The word casserole was borrowed in the early 1700s from French, where it meant "sauce pan." The -erole part is a lengthened version of the diminutive suffix -ole that was tacked on in the sixteenth century to casse, which just meant "pan," and that traces to the Medieval Latin word cattia, meaning either "pan" or "vessel." Because language is messy, there was probably also some influence from the Provençal noun cassa, which also meant "pan" and probably comes from Latin capsa, meaning "box." However, it's thought that cattia comes from a diminutive of the Greek word kyathos, which was used to describe a special kind of wine vase, similar to a ladle, with a long and looping handle.
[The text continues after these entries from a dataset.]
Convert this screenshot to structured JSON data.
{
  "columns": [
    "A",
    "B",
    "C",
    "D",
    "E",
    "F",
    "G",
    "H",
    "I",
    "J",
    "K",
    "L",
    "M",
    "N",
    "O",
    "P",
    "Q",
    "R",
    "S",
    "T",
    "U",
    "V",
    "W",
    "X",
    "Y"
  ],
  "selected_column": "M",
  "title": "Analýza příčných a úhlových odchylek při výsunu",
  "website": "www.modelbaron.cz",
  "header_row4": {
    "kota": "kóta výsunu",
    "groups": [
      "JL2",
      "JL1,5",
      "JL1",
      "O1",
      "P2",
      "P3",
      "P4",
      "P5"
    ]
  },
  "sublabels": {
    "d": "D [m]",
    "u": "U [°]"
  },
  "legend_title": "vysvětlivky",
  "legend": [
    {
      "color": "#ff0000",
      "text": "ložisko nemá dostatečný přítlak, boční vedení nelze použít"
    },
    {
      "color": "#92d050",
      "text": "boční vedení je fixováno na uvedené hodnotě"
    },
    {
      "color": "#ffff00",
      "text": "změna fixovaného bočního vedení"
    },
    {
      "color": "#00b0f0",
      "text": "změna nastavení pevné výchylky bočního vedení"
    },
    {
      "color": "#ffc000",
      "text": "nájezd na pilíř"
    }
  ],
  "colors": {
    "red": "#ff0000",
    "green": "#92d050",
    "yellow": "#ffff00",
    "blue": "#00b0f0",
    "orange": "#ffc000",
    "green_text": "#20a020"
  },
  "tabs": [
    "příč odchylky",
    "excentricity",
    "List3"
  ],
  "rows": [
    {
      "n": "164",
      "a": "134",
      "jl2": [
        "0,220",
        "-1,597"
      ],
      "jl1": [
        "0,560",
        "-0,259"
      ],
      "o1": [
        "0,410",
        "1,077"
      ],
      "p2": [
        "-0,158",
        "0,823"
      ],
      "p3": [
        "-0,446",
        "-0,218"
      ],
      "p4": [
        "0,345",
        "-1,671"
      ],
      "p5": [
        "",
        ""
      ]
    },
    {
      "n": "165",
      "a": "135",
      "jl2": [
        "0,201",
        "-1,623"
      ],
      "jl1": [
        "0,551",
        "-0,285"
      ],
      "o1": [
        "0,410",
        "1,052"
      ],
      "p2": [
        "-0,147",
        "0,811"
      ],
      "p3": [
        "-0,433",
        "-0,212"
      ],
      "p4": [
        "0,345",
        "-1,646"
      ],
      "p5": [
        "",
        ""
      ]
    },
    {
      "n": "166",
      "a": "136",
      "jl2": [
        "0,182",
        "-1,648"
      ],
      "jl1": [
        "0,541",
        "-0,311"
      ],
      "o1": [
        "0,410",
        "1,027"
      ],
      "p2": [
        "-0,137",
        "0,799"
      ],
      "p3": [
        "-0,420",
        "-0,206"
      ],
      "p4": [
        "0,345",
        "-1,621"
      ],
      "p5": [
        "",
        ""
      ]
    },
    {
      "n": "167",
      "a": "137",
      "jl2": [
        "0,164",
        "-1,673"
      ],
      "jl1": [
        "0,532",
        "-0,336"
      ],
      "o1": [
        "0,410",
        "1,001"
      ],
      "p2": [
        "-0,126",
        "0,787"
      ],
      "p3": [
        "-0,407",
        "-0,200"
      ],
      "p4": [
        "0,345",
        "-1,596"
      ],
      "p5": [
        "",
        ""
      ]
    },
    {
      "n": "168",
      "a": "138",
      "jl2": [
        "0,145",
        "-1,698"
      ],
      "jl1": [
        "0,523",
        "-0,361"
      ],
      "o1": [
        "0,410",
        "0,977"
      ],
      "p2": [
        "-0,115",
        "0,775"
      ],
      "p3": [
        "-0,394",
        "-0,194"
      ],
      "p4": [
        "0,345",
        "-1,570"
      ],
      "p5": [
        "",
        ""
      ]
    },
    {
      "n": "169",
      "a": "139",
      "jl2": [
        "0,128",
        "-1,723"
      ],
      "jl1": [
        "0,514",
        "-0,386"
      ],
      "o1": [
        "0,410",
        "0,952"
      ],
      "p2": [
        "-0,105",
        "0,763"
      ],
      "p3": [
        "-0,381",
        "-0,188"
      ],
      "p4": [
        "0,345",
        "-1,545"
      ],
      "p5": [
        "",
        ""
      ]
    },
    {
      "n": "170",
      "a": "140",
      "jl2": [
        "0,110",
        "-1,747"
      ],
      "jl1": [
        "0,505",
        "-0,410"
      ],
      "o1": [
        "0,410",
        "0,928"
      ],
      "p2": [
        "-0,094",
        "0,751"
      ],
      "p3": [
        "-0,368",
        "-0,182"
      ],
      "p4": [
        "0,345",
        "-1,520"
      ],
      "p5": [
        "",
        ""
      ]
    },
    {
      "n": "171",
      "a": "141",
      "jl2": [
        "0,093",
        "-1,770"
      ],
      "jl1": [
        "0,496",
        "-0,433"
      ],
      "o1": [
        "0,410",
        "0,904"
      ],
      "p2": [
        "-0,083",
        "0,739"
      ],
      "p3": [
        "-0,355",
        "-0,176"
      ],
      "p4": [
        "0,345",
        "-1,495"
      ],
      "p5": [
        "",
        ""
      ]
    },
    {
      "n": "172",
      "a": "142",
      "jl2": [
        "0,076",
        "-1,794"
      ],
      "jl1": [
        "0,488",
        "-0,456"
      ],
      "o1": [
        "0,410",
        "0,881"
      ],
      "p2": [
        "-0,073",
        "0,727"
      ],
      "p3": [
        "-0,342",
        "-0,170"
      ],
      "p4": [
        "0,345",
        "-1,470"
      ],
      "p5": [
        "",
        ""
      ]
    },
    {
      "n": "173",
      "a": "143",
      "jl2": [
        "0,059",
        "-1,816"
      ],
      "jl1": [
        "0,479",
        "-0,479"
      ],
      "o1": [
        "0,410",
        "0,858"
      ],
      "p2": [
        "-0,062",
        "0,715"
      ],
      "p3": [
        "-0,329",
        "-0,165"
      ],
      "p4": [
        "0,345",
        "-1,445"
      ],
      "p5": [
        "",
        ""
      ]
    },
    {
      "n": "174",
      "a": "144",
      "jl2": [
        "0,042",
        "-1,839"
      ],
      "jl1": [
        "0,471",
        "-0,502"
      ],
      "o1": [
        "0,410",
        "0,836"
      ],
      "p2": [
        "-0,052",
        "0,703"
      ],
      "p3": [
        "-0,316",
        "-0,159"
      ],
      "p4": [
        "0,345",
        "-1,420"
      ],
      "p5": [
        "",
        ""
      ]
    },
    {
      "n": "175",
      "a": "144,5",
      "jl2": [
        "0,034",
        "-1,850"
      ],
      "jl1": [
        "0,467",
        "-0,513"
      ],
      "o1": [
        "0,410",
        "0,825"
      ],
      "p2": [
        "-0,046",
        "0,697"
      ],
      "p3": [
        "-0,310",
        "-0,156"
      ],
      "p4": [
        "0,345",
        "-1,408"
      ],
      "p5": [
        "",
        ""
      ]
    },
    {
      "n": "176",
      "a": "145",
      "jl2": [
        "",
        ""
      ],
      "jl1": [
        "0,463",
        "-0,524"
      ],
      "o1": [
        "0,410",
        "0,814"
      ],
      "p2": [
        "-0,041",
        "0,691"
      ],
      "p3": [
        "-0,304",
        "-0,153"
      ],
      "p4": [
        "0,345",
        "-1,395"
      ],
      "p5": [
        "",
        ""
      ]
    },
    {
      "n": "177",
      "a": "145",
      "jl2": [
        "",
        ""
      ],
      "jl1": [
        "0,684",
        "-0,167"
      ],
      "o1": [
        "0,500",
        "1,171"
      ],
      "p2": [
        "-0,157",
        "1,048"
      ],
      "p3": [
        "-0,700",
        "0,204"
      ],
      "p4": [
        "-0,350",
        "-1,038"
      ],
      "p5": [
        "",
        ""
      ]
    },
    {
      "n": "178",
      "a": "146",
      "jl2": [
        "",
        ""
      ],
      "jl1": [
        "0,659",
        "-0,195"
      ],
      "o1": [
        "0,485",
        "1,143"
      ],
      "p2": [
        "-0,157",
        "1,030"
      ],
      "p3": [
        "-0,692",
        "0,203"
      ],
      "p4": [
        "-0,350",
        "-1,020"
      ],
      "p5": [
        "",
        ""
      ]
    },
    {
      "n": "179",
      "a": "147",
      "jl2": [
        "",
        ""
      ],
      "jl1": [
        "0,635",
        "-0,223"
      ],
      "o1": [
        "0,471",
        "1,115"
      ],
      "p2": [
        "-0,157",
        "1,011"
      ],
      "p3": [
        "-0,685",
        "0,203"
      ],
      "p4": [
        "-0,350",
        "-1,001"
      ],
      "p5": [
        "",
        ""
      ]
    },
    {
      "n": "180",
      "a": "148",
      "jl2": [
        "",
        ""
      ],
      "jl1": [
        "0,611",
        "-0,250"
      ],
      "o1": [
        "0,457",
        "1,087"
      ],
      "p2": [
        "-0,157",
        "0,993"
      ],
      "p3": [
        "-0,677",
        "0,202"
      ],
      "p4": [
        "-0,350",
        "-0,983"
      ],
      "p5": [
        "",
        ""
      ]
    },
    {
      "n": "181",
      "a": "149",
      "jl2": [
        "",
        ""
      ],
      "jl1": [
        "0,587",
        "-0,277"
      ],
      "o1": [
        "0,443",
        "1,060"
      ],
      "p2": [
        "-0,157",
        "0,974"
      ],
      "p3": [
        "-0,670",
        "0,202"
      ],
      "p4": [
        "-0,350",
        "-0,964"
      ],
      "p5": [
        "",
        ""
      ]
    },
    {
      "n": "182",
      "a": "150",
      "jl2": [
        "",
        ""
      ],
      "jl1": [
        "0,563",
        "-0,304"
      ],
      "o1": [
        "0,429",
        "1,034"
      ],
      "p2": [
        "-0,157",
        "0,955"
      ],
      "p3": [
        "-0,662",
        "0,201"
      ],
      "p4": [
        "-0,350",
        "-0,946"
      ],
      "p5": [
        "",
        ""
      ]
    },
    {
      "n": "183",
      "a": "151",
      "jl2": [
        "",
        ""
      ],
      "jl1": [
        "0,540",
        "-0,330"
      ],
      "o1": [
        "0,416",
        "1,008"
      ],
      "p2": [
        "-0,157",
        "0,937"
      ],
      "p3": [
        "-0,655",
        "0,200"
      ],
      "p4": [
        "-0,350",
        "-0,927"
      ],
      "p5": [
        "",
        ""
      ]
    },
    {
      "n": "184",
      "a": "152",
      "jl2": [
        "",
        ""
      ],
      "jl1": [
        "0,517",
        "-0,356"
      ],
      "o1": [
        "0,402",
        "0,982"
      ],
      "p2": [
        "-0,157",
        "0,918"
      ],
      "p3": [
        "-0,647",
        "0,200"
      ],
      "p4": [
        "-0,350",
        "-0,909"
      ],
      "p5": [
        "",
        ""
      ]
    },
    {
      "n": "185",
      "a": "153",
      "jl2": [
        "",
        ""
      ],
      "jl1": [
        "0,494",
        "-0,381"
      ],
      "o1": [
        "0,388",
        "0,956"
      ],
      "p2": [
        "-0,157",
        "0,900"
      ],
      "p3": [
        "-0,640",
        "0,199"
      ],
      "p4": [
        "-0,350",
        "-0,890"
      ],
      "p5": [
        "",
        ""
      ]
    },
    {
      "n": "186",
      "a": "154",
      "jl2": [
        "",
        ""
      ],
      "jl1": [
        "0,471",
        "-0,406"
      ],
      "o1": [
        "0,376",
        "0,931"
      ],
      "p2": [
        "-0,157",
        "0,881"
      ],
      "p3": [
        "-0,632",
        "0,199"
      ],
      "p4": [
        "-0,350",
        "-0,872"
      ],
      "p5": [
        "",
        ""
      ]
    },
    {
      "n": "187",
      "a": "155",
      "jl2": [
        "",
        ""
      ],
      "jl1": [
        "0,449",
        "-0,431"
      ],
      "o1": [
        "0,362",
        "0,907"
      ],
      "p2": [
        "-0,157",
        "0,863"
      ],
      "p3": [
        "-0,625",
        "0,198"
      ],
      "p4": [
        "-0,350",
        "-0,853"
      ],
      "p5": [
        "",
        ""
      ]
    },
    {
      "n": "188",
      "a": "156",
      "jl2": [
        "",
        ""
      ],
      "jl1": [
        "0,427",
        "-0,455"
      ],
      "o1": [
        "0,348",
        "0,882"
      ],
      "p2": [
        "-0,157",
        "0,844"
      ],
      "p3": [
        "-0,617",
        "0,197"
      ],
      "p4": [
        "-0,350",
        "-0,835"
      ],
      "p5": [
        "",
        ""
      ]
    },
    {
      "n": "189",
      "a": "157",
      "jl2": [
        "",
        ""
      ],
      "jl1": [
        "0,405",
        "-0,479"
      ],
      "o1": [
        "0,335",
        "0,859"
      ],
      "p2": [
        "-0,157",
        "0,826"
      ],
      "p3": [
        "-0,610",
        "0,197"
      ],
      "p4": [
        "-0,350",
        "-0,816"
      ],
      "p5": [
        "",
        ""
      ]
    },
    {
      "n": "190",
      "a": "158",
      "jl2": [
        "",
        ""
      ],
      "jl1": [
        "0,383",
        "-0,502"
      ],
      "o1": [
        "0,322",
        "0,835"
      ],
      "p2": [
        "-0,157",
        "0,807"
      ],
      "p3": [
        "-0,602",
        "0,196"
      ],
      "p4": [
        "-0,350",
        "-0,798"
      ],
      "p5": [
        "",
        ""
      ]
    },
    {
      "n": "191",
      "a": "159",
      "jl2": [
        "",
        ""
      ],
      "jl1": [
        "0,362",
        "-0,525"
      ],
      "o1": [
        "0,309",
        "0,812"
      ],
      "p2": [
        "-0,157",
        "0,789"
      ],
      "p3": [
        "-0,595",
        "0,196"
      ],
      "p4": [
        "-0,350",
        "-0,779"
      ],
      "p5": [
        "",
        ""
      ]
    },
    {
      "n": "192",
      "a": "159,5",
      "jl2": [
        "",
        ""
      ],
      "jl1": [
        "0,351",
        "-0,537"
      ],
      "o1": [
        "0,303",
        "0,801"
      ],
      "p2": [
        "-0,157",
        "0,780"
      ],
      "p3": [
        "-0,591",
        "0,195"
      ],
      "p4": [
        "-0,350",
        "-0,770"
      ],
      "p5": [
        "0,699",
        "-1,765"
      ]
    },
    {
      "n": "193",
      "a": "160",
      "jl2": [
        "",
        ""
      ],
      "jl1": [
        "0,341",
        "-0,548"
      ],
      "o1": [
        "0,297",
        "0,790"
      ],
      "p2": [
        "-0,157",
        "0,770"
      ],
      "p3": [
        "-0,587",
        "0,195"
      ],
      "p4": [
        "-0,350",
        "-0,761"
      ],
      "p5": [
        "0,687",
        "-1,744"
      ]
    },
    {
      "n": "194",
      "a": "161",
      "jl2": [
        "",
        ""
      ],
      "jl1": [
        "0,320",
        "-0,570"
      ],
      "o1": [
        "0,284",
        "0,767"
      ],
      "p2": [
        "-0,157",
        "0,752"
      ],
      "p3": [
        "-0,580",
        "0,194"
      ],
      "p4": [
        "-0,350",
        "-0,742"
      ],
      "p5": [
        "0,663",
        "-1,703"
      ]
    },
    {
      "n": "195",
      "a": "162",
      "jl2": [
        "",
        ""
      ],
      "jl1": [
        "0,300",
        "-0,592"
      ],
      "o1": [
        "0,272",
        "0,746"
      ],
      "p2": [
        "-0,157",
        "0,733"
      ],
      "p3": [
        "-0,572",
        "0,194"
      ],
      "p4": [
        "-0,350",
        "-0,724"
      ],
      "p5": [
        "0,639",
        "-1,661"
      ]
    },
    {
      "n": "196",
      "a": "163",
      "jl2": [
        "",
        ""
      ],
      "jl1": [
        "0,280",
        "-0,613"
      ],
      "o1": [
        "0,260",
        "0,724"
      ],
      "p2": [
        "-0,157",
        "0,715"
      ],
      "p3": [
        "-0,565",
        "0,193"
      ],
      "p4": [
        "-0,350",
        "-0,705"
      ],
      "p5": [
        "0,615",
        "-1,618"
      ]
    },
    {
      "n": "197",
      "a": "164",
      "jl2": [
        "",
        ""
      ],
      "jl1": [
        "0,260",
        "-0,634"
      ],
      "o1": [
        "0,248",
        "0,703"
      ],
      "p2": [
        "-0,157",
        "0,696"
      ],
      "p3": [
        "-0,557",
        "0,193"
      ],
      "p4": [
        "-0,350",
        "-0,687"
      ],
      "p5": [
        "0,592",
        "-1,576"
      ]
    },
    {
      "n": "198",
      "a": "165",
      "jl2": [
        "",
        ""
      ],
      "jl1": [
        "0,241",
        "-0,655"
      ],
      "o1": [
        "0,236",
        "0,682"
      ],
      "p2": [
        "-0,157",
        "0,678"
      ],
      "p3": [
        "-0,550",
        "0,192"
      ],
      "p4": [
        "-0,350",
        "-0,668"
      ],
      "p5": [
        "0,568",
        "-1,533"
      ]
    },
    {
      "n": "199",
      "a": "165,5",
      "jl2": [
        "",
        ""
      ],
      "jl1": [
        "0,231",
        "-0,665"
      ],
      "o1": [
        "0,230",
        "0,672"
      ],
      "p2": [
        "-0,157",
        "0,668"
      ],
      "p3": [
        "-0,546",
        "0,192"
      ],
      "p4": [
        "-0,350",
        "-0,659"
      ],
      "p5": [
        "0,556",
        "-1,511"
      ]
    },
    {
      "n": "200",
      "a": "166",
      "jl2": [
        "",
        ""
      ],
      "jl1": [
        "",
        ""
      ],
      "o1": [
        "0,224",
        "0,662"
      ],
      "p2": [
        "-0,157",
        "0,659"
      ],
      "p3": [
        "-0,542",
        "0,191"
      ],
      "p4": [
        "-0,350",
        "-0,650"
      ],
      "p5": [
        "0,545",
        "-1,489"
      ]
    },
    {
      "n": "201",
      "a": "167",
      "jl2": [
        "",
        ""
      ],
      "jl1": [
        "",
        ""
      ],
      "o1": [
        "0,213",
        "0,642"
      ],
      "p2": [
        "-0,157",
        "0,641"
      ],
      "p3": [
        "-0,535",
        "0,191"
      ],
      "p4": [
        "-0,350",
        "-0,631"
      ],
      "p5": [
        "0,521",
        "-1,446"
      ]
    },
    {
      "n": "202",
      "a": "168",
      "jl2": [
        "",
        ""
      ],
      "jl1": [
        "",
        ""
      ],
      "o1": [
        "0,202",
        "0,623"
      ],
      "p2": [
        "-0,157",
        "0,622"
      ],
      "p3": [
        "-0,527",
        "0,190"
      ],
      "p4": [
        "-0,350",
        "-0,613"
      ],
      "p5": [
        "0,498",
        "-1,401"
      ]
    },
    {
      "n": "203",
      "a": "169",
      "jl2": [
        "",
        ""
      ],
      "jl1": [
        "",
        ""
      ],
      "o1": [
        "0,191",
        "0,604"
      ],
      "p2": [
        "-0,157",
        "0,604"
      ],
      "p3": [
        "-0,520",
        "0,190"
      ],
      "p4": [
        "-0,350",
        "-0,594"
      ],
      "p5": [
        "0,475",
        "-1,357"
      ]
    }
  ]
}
That's where the trail runs cold, although some think that it could be related to the Proto-Indo-European reconstruction kewh, meaning "to swell." In the late 1880s, casserole started to be extended to the dishes cooked in it, through phrases like en casserole or à la casserole.
There are five main definitions of the word triad. In music, it can refer to a chord of three tones; in electronics, it can refer to three phosphor dots on a cathode ray tube; in linguistics, it can be a word with three syllables; and, in general, it can be a group of three things. All four of these just come from the Latin and Greek word for three, trias, which eventually traces to the Proto-Indo-European reconstruction trei, also "three". The fifth definition, referring to organized crime syndicates in east Asia, is also related to the others but it has a much more interesting backstory. The first recorded mention of them in English corpora is from the early nineteenth century, and there are two main theories as to where the name came from. It's been suggested that British authorities in Hong Kong named them after the traditional triangular symbol that they used in a lot of patriotic imagery, but the term is also thought by others to predate British involvement in the area. It could also be a translation of Chinese San Ho Hui, or "triple union society", a secret organization formed to cause the ouster of the Manchu Dynasty - with the name referring to the union of heaven, earth, and man. Either way, throughout the 1800s similar groups proliferated in Chinese and Chinese-influenced areas, retaining the name. Recently, the contemporary usage of the word has also been used by some to refer to Chinese criminal organizations in general, not just ones with that particular tradition.
Hello! I'm Adam Aleksic, a senior studying government and linguistics at Harvard University, where I co-founded the Harvard Undergraduate Linguistics Society. In addition to etymology, I also really enjoy trivia, politics, vexillology, geography, board games, conlanging, art history, and law.